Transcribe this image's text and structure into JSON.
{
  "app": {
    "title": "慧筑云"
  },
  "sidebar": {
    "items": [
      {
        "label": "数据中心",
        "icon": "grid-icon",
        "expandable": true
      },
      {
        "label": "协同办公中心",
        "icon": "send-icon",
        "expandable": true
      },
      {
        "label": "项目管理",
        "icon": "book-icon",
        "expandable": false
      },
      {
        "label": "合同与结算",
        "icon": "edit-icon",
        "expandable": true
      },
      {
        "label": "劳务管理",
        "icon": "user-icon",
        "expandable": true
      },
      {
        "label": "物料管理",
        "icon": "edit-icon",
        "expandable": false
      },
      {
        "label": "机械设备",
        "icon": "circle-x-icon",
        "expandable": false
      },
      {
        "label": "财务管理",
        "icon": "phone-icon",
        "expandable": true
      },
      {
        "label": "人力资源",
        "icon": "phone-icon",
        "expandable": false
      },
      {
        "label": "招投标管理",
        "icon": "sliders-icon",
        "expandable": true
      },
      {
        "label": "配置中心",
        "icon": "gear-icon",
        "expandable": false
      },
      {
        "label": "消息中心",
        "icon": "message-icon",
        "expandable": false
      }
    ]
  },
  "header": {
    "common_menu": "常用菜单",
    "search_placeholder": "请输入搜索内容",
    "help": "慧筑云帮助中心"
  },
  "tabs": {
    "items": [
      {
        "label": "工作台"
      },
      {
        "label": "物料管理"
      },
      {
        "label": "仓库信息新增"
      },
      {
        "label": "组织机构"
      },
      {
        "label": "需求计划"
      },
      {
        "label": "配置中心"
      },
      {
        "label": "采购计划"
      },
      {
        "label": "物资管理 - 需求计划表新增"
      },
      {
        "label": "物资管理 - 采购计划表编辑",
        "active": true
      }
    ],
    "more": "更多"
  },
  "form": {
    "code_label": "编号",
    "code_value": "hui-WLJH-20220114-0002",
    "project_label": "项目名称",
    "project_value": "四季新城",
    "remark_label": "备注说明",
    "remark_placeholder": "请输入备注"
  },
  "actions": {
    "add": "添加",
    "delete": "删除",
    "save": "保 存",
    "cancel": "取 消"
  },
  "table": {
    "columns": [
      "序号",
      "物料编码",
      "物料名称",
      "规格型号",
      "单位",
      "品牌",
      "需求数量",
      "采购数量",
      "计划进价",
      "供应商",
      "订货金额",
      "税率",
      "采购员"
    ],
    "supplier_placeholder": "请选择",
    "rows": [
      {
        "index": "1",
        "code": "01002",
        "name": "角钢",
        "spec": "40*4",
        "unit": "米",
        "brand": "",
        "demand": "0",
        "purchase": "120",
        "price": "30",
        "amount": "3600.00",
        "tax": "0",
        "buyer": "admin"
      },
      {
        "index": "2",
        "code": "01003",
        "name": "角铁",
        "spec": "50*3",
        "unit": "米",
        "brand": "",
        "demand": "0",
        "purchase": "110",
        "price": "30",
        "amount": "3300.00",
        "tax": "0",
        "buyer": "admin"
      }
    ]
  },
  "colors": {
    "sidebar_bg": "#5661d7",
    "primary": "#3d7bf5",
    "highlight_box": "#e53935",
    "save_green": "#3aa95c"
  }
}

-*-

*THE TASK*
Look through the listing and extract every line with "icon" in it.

*RESULT BELOW*
        "icon": "grid-icon",
        "icon": "send-icon",
        "icon": "book-icon",
        "icon": "edit-icon",
        "icon": "user-icon",
        "icon": "edit-icon",
        "icon": "circle-x-icon",
        "icon": "phone-icon",
        "icon": "phone-icon",
        "icon": "sliders-icon",
        "icon": "gear-icon",
        "icon": "message-icon",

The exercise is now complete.